(Records from a dataset)
══════════

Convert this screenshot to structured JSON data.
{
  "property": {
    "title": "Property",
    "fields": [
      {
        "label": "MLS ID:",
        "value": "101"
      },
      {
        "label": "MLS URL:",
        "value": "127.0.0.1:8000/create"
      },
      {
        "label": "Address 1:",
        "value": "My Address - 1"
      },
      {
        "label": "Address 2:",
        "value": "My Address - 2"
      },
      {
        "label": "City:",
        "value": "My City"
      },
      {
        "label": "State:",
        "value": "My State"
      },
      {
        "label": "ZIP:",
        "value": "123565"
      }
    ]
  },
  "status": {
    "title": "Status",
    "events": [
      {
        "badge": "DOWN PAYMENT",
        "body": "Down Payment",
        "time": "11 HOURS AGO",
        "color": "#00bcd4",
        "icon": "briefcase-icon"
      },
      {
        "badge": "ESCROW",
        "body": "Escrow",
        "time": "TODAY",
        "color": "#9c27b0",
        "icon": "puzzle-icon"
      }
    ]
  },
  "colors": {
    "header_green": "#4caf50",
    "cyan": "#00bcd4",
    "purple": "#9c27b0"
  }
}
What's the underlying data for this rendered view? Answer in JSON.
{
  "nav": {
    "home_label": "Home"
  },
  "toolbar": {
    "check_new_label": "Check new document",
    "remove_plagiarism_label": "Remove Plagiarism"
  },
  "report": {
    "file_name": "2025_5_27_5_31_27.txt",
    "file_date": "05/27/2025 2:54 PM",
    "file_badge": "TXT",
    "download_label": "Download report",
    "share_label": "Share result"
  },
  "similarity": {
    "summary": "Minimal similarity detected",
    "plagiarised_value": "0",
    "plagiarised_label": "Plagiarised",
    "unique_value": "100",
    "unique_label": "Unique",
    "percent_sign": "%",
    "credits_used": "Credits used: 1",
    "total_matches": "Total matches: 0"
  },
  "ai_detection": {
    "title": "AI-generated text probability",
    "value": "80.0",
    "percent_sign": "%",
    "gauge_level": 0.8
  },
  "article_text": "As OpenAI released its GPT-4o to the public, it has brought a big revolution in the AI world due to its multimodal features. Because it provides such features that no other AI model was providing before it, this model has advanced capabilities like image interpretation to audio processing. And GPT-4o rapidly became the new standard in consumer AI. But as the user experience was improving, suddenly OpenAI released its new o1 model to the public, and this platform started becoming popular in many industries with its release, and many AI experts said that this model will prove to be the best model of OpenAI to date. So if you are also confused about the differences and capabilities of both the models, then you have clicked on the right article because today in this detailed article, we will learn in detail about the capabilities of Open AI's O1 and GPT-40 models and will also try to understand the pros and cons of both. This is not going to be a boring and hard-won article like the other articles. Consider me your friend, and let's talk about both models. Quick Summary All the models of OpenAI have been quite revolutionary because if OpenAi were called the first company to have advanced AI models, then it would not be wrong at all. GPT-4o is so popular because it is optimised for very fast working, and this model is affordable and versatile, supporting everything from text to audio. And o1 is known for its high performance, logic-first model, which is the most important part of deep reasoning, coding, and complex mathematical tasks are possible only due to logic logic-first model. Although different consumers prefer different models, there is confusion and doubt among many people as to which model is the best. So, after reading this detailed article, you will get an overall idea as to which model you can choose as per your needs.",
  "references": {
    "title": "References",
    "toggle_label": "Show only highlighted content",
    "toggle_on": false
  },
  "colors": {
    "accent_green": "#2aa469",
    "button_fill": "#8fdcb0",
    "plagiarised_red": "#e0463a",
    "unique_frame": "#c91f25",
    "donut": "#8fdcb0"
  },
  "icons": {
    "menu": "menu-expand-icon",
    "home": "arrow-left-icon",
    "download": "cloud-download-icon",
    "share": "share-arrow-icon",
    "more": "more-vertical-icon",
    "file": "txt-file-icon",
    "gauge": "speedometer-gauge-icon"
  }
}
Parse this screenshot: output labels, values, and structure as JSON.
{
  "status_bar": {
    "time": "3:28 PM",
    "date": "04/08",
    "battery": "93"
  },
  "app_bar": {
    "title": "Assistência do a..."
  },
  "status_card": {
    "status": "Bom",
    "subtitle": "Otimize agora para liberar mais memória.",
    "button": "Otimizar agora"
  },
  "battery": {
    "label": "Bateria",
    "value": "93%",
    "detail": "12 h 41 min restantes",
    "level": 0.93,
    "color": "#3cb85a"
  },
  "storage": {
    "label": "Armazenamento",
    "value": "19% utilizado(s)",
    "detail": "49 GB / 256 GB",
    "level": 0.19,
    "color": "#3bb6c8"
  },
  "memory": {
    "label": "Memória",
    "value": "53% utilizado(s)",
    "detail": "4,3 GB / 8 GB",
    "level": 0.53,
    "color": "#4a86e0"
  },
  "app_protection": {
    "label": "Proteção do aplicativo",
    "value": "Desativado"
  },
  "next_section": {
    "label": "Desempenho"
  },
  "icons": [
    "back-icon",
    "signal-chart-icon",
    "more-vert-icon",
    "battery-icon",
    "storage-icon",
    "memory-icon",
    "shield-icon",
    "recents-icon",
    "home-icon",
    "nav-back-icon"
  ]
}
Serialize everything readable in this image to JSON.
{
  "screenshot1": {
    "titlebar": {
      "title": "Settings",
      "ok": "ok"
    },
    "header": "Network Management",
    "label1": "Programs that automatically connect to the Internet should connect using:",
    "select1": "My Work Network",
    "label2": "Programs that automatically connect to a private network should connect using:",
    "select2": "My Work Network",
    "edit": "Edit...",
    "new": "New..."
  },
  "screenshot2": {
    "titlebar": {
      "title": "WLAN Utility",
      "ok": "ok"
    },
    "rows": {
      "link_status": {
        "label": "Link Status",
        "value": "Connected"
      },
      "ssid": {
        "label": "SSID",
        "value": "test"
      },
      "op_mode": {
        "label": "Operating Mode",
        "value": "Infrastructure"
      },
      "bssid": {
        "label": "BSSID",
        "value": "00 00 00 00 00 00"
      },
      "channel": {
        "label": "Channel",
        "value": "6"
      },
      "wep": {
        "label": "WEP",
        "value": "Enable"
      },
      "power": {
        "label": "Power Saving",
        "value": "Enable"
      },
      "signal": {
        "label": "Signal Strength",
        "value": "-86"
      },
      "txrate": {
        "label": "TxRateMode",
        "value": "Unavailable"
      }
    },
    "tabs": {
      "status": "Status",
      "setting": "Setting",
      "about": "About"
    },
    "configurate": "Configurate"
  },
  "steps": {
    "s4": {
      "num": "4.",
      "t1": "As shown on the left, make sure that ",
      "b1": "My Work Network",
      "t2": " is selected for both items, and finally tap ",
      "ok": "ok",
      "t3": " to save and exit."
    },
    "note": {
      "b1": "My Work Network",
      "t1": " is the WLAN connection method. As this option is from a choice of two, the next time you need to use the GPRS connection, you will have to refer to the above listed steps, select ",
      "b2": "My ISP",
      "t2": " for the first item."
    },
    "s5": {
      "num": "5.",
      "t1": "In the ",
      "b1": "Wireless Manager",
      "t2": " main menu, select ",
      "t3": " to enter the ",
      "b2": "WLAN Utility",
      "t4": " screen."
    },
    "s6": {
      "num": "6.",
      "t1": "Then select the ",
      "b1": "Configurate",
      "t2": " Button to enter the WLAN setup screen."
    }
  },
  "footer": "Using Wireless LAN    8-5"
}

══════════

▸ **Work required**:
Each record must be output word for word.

▸ **Solution for this task**:
Convert this screenshot to structured JSON data.
{
  "property": {
    "title": "Property",
    "fields": [
      {
        "label": "MLS ID:",
        "value": "101"
      },
      {
        "label": "MLS URL:",
        "value": "127.0.0.1:8000/create"
      },
      {
        "label": "Address 1:",
        "value": "My Address - 1"
      },
      {
        "label": "Address 2:",
        "value": "My Address - 2"
      },
      {
        "label": "City:",
        "value": "My City"
      },
      {
        "label": "State:",
        "value": "My State"
      },
      {
        "label": "ZIP:",
        "value": "123565"
      }
    ]
  },
  "status": {
    "title": "Status",
    "events": [
      {
        "badge": "DOWN PAYMENT",
        "body": "Down Payment",
        "time": "11 HOURS AGO",
        "color": "#00bcd4",
        "icon": "briefcase-icon"
      },
      {
        "badge": "ESCROW",
        "body": "Escrow",
        "time": "TODAY",
        "color": "#9c27b0",
        "icon": "puzzle-icon"
      }
    ]
  },
  "colors": {
    "header_green": "#4caf50",
    "cyan": "#00bcd4",
    "purple": "#9c27b0"
  }
}
What's the underlying data for this rendered view? Answer in JSON.
{
  "nav": {
    "home_label": "Home"
  },
  "toolbar": {
    "check_new_label": "Check new document",
    "remove_plagiarism_label": "Remove Plagiarism"
  },
  "report": {
    "file_name": "2025_5_27_5_31_27.txt",
    "file_date": "05/27/2025 2:54 PM",
    "file_badge": "TXT",
    "download_label": "Download report",
    "share_label": "Share result"
  },
  "similarity": {
    "summary": "Minimal similarity detected",
    "plagiarised_value": "0",
    "plagiarised_label": "Plagiarised",
    "unique_value": "100",
    "unique_label": "Unique",
    "percent_sign": "%",
    "credits_used": "Credits used: 1",
    "total_matches": "Total matches: 0"
  },
  "ai_detection": {
    "title": "AI-generated text probability",
    "value": "80.0",
    "percent_sign": "%",
    "gauge_level": 0.8
  },
  "article_text": "As OpenAI released its GPT-4o to the public, it has brought a big revolution in the AI world due to its multimodal features. Because it provides such features that no other AI model was providing before it, this model has advanced capabilities like image interpretation to audio processing. And GPT-4o rapidly became the new standard in consumer AI. But as the user experience was improving, suddenly OpenAI released its new o1 model to the public, and this platform started becoming popular in many industries with its release, and many AI experts said that this model will prove to be the best model of OpenAI to date. So if you are also confused about the differences and capabilities of both the models, then you have clicked on the right article because today in this detailed article, we will learn in detail about the capabilities of Open AI's O1 and GPT-40 models and will also try to understand the pros and cons of both. This is not going to be a boring and hard-won article like the other articles. Consider me your friend, and let's talk about both models. Quick Summary All the models of OpenAI have been quite revolutionary because if OpenAi were called the first company to have advanced AI models, then it would not be wrong at all. GPT-4o is so popular because it is optimised for very fast working, and this model is affordable and versatile, supporting everything from text to audio. And o1 is known for its high performance, logic-first model, which is the most important part of deep reasoning, coding, and complex mathematical tasks are possible only due to logic logic-first model. Although different consumers prefer different models, there is confusion and doubt among many people as to which model is the best. So, after reading this detailed article, you will get an overall idea as to which model you can choose as per your needs.",
  "references": {
    "title": "References",
    "toggle_label": "Show only highlighted content",
    "toggle_on": false
  },
  "colors": {
    "accent_green": "#2aa469",
    "button_fill": "#8fdcb0",
    "plagiarised_red": "#e0463a",
    "unique_frame": "#c91f25",
    "donut": "#8fdcb0"
  },
  "icons": {
    "menu": "menu-expand-icon",
    "home": "arrow-left-icon",
    "download": "cloud-download-icon",
    "share": "share-arrow-icon",
    "more": "more-vertical-icon",
    "file": "txt-file-icon",
    "gauge": "speedometer-gauge-icon"
  }
}
Parse this screenshot: output labels, values, and structure as JSON.
{
  "status_bar": {
    "time": "3:28 PM",
    "date": "04/08",
    "battery": "93"
  },
  "app_bar": {
    "title": "Assistência do a..."
  },
  "status_card": {
    "status": "Bom",
    "subtitle": "Otimize agora para liberar mais memória.",
    "button": "Otimizar agora"
  },
  "battery": {
    "label": "Bateria",
    "value": "93%",
    "detail": "12 h 41 min restantes",
    "level": 0.93,
    "color": "#3cb85a"
  },
  "storage": {
    "label": "Armazenamento",
    "value": "19% utilizado(s)",
    "detail": "49 GB / 256 GB",
    "level": 0.19,
    "color": "#3bb6c8"
  },
  "memory": {
    "label": "Memória",
    "value": "53% utilizado(s)",
    "detail": "4,3 GB / 8 GB",
    "level": 0.53,
    "color": "#4a86e0"
  },
  "app_protection": {
    "label": "Proteção do aplicativo",
    "value": "Desativado"
  },
  "next_section": {
    "label": "Desempenho"
  },
  "icons": [
    "back-icon",
    "signal-chart-icon",
    "more-vert-icon",
    "battery-icon",
    "storage-icon",
    "memory-icon",
    "shield-icon",
    "recents-icon",
    "home-icon",
    "nav-back-icon"
  ]
}
Serialize everything readable in this image to JSON.
{
  "screenshot1": {
    "titlebar": {
      "title": "Settings",
      "ok": "ok"
    },
    "header": "Network Management",
    "label1": "Programs that automatically connect to the Internet should connect using:",
    "select1": "My Work Network",
    "label2": "Programs that automatically connect to a private network should connect using:",
    "select2": "My Work Network",
    "edit": "Edit...",
    "new": "New..."
  },
  "screenshot2": {
    "titlebar": {
      "title": "WLAN Utility",
      "ok": "ok"
    },
    "rows": {
      "link_status": {
        "label": "Link Status",
        "value": "Connected"
      },
      "ssid": {
        "label": "SSID",
        "value": "test"
      },
      "op_mode": {
        "label": "Operating Mode",
        "value": "Infrastructure"
      },
      "bssid": {
        "label": "BSSID",
        "value": "00 00 00 00 00 00"
      },
      "channel": {
        "label": "Channel",
        "value": "6"
      },
      "wep": {
        "label": "WEP",
        "value": "Enable"
      },
      "power": {
        "label": "Power Saving",
        "value": "Enable"
      },
      "signal": {
        "label": "Signal Strength",
        "value": "-86"
      },
      "txrate": {
        "label": "TxRateMode",
        "value": "Unavailable"
      }
    },
    "tabs": {
      "status": "Status",
      "setting": "Setting",
      "about": "About"
    },
    "configurate": "Configurate"
  },
  "steps": {
    "s4": {
      "num": "4.",
      "t1": "As shown on the left, make sure that ",
      "b1": "My Work Network",
      "t2": " is selected for both items, and finally tap ",
      "ok": "ok",
      "t3": " to save and exit."
    },
    "note": {
      "b1": "My Work Network",
      "t1": " is the WLAN connection method. As this option is from a choice of two, the next time you need to use the GPRS connection, you will have to refer to the above listed steps, select ",
      "b2": "My ISP",
      "t2": " for the first item."
    },
    "s5": {
      "num": "5.",
      "t1": "In the ",
      "b1": "Wireless Manager",
      "t2": " main menu, select ",
      "t3": " to enter the ",
      "b2": "WLAN Utility",
      "t4": " screen."
    },
    "s6": {
      "num": "6.",
      "t1": "Then select the ",
      "b1": "Configurate",
      "t2": " Button to enter the WLAN setup screen."
    }
  },
  "footer": "Using Wireless LAN    8-5"
}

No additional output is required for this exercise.